** Opening Information provided block **

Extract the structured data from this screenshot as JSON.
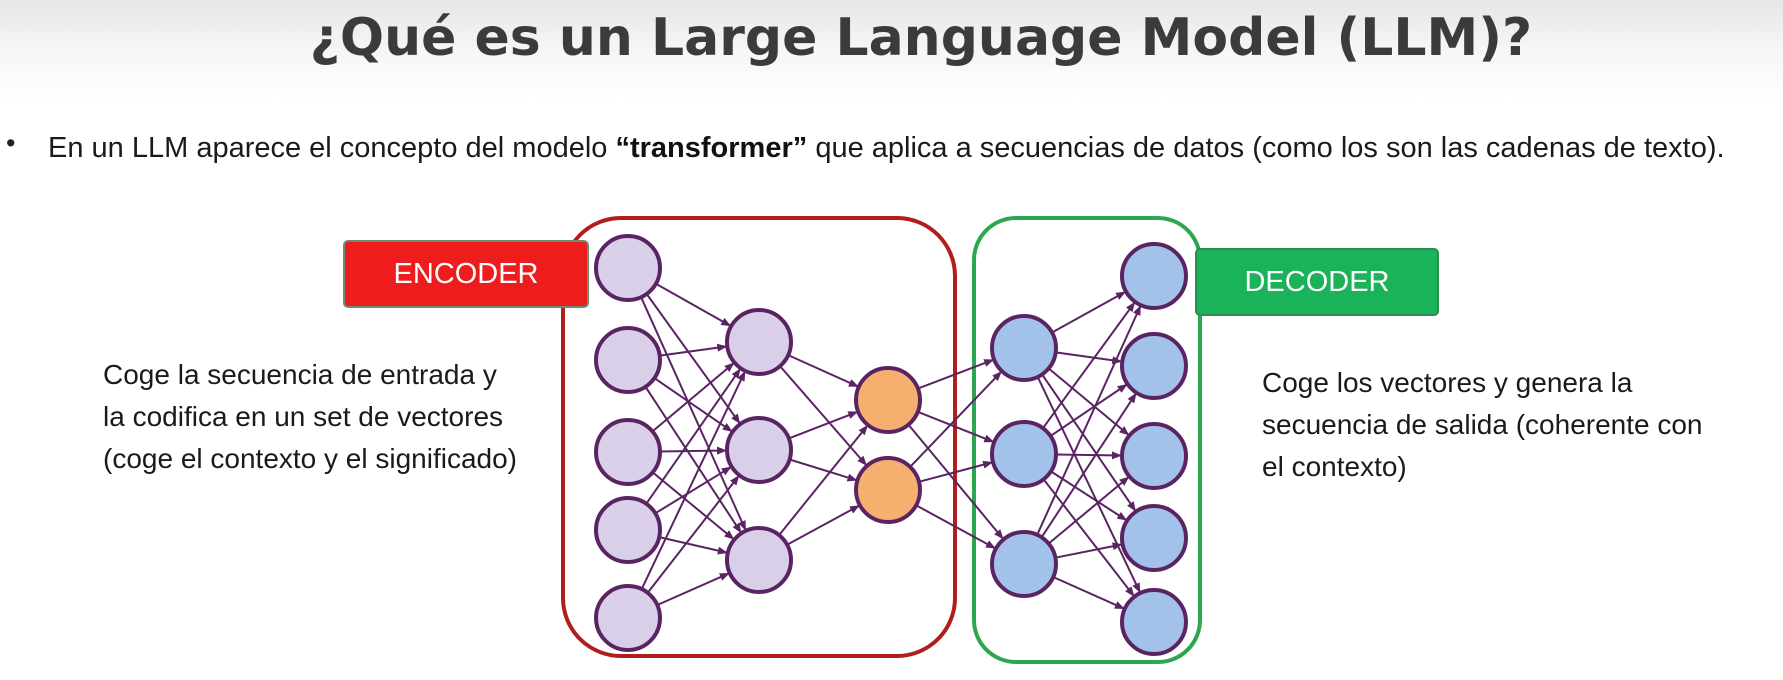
{
  "title": "¿Qué es un Large Language Model (LLM)?",
  "intro": {
    "bullet": "•",
    "text_before": "En un LLM aparece el concepto del modelo ",
    "bold": "“transformer”",
    "text_after": " que aplica a secuencias de datos (como los son las cadenas de texto)."
  },
  "encoder": {
    "label": "ENCODER",
    "description": "Coge la secuencia de entrada y la codifica en un set de vectores (coge el contexto y el significado)"
  },
  "decoder": {
    "label": "DECODER",
    "description": "Coge los vectores y genera la secuencia de salida (coherente con el contexto)"
  },
  "network": {
    "layers": [
      {
        "name": "input",
        "nodes": 5,
        "color": "#d9cfe9"
      },
      {
        "name": "encoder-hidden",
        "nodes": 3,
        "color": "#d9cfe9"
      },
      {
        "name": "latent",
        "nodes": 2,
        "color": "#f5b06f"
      },
      {
        "name": "decoder-hidden",
        "nodes": 3,
        "color": "#a3c2ea"
      },
      {
        "name": "output",
        "nodes": 5,
        "color": "#a3c2ea"
      }
    ],
    "node_stroke": "#5a2463",
    "edge_color": "#5a2463",
    "encoder_frame_color": "#b01e1e",
    "decoder_frame_color": "#2ea64f"
  }
}
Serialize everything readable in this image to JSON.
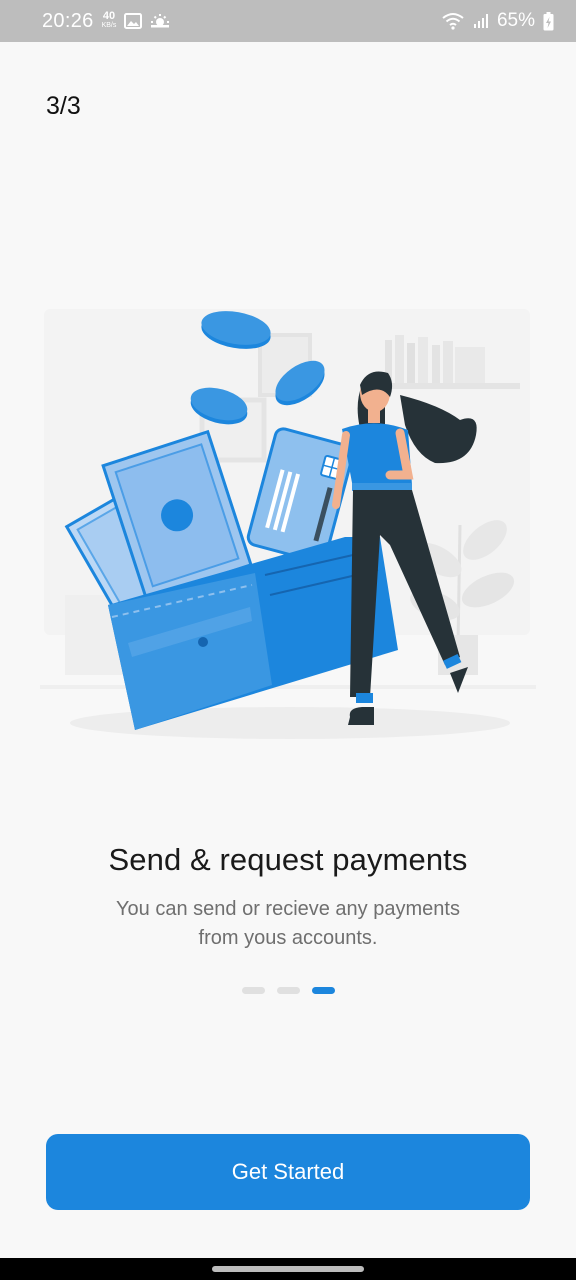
{
  "status_bar": {
    "time": "20:26",
    "net_speed_value": "40",
    "net_speed_unit": "KB/s",
    "battery": "65%",
    "icons": [
      "image-icon",
      "weather-icon",
      "wifi-icon",
      "signal-icon",
      "battery-icon"
    ]
  },
  "onboarding": {
    "page_counter": "3/3",
    "title": "Send & request payments",
    "subtitle": "You can send or recieve any payments from yous accounts.",
    "pages_total": 3,
    "active_page": 3,
    "cta_label": "Get Started"
  },
  "colors": {
    "accent": "#1c86dd",
    "background": "#f8f8f8",
    "status_bar": "#bdbdbd",
    "text_primary": "#1a1a1a",
    "text_secondary": "#6f6f6f"
  }
}
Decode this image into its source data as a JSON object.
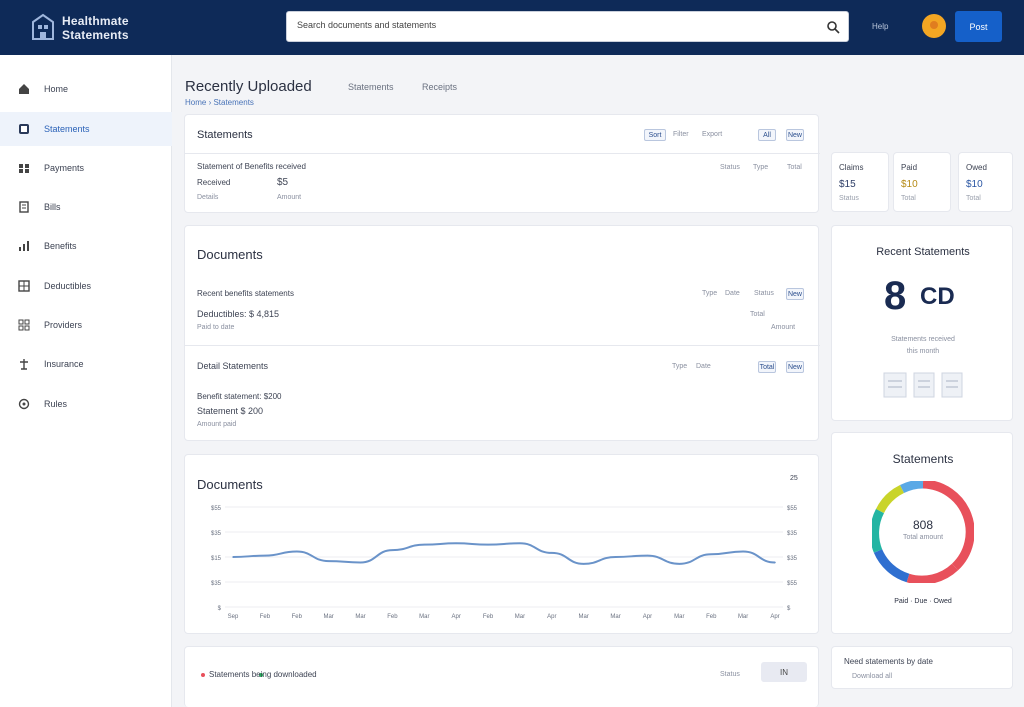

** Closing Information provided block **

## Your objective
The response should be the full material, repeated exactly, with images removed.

## Reply to the exercise
Extract the structured data from this screenshot as JSON.
{
  "title": "¿Qué es un Large Language Model (LLM)?",
  "intro": {
    "bullet": "•",
    "text_before": "En un LLM aparece el concepto del modelo ",
    "bold": "“transformer”",
    "text_after": " que aplica a secuencias de datos (como los son las cadenas de texto)."
  },
  "encoder": {
    "label": "ENCODER",
    "description": "Coge la secuencia de entrada y la codifica en un set de vectores (coge el contexto y el significado)"
  },
  "decoder": {
    "label": "DECODER",
    "description": "Coge los vectores y genera la secuencia de salida (coherente con el contexto)"
  },
  "network": {
    "layers": [
      {
        "name": "input",
        "nodes": 5,
        "color": "#d9cfe9"
      },
      {
        "name": "encoder-hidden",
        "nodes": 3,
        "color": "#d9cfe9"
      },
      {
        "name": "latent",
        "nodes": 2,
        "color": "#f5b06f"
      },
      {
        "name": "decoder-hidden",
        "nodes": 3,
        "color": "#a3c2ea"
      },
      {
        "name": "output",
        "nodes": 5,
        "color": "#a3c2ea"
      }
    ],
    "node_stroke": "#5a2463",
    "edge_color": "#5a2463",
    "encoder_frame_color": "#b01e1e",
    "decoder_frame_color": "#2ea64f"
  }
}
Serialize everything readable in this image to JSON.
{
  "status_bar": {
    "time": "20:26",
    "net_speed_value": "40",
    "net_speed_unit": "KB/s",
    "battery": "65%",
    "icons": [
      "image-icon",
      "weather-icon",
      "wifi-icon",
      "signal-icon",
      "battery-icon"
    ]
  },
  "onboarding": {
    "page_counter": "3/3",
    "title": "Send & request payments",
    "subtitle": "You can send or recieve any payments from yous accounts.",
    "pages_total": 3,
    "active_page": 3,
    "cta_label": "Get Started"
  },
  "colors": {
    "accent": "#1c86dd",
    "background": "#f8f8f8",
    "status_bar": "#bdbdbd",
    "text_primary": "#1a1a1a",
    "text_secondary": "#6f6f6f"
  }
}
Decode this image into its source data as a JSON object.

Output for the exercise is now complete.